##
Dynamics of a Steel Bead Pile Exhibiting Self-Organized Criticality

###
Rebecca Jane Urban

The theory of self-organized criticality is a way to explain complex dynamical systems
near their critical points. This experiment examined a pile of steel beads perturbed
by the addition of beads onto its apex. The distribution of avalanches with respect
to their size was compared to a power-law description. A power-law with an exponent
of -1.5, the mean-field value, is characteristic of SOC. The height from which the
beads were dropped was varied. The drop height was kept constant throughout each data
run. The heights used were 0.5 cm, 0.6 cm, 1.5 cm, and 3.0 cm. The resulting avalanche
distributions were not found to be as expected. Instead of following a pure power-law
or a power-law combined with an exponential, the distributions were found to follow a
power-law with an average exponent of -1.77 ± 0.07 for avalanches between the sizes of
1.94 and 128.03. However, there appeared to be an increased probability of large
avalanches occurring.
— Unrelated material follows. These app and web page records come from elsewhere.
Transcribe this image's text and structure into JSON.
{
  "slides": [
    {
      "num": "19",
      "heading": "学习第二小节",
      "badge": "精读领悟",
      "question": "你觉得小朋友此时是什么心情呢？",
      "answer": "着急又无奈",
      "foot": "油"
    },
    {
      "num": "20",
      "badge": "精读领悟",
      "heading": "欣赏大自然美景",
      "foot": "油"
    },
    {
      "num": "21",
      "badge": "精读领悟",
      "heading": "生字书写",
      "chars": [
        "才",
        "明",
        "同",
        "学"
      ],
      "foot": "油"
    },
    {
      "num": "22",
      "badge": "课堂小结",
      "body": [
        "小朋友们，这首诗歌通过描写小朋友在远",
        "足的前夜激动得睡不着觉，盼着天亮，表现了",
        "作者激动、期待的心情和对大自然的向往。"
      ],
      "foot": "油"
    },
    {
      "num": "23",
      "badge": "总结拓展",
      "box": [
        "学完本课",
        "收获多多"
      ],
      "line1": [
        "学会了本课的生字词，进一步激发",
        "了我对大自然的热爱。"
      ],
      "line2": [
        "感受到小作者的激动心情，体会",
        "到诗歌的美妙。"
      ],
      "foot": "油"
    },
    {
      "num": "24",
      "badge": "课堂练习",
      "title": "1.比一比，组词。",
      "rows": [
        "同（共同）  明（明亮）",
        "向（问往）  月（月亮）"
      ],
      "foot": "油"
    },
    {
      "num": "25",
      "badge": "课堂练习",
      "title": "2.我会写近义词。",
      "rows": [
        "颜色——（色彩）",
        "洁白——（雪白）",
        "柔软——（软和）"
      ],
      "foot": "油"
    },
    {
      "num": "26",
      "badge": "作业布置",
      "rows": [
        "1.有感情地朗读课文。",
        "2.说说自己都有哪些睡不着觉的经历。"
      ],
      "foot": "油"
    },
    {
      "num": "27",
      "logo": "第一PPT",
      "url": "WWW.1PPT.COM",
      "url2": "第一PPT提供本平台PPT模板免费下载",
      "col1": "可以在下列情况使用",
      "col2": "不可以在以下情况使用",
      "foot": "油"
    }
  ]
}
When a straight line with a slope of -1.5, the mean-field
exponent value, was added to the avalanche distribution graphs, there was a decreased
probability of intermediate avalanche sizes occurring.